Calculate how many lines of the data hold "mention". The answer consists of that number only.

==============================

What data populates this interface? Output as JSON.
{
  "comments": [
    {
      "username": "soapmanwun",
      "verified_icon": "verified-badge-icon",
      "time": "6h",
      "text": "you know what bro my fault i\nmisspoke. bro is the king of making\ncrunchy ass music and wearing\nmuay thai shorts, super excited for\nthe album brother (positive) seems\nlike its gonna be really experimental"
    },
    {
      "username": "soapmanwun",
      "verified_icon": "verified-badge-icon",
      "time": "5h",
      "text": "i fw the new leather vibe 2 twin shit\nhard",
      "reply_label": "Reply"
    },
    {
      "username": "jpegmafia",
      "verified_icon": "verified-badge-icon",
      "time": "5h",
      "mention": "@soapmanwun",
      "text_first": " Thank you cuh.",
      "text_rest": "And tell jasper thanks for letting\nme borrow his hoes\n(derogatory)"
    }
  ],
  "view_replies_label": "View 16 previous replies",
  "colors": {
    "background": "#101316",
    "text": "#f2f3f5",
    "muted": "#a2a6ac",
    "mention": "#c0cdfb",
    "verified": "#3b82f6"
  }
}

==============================

RESULT OF THIS TASK — 2